The term is frequently used among South Africans in their colloquial English and it is an intensifier. It is used in both explicit and non-explicit ways. It also spread to Afrikaans as "bloedige" and is popular amongst all citizens in the country. It is also used by minors and is not considered to be offensive.
Many substitutions were devised[year needed] to convey the essence of the oath, but with less offence; these included bleeding, bleaking, cruddy, smuddy, blinking, blooming, bally, woundy, flaming and ruddy.
Publications such as newspapers, police reports, and so on may[year needed] print b__y instead of the full profanity. A spoken language equivalent is blankety or, less frequently, blanked or blanky; the spoken words are all variations of blank, which, as a verbal representation of a dash, is used as a euphemism for a variety of "bad" words.
Use of bloody as an adverbial or generic intensifier is to be distinguished from its fixed use in the expressions "bloody murder" and "bloody hell". In "bloody murder", it has the original sense of an adjective used literally. The King James Version of the Bible frequently uses bloody as an adjective in reference to bloodshed or violent crime, as in "bloody crimes" (Ezekiel 22:2), "Woe to the bloody city" (Ezekiel 24:6, Nahum 3:1). "bloody men" (26:9, Psalms 59:2, 139:19), etc. The expression of "bloody murder" goes back to at least Elizabethan English, as in Shakespeare's Titus Andronicus (c. 1591), "bloody murder or detested rape". The expression "scream bloody murder" (in the figurative or desemanticised sense of "to loudly object to something" attested since c. 1860) is now considered American English, while in British English, the euphemistic "blue murder" had replaced "bloody murder" during the period of "bloody" being considered taboo.

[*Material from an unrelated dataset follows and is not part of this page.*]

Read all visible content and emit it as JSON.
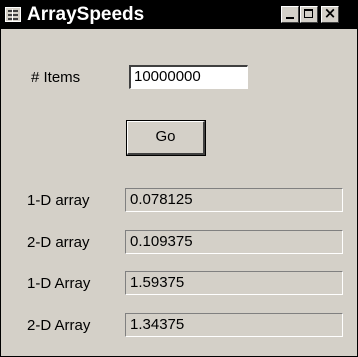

The expression "bloody hell" is now used as a general expression of surprise or as a general intensifier; e.g. "bloody hell" being used repeatedly in Harry Potter and the Philosopher's Stone (2001, PG Rating). In March 2006 Australia's national tourism commission launched an advertising campaign targeted at potential visitors in several English-speaking countries. The ad sparked controversy because of its ending (in which a cheerful, bikini-clad spokeswoman delivers the ad's call-to-action by saying "...so where the bloody hell are you?"). In the UK the BACC required that a modified version of the ad be shown in the United Kingdom, without the word "bloody", but in May 2006, the Advertising Standards Authority ruled that the word bloody was not an inappropriate marketing tool and the original version of the ad was permitted to air.
The longer "bloody hell-hounds" appears to have been at least printable in early 19th century Britain. "Bloody hell's flames" as well as "bloody hell" is reported as a profanity supposedly used by Catholics against Protestants in 1845.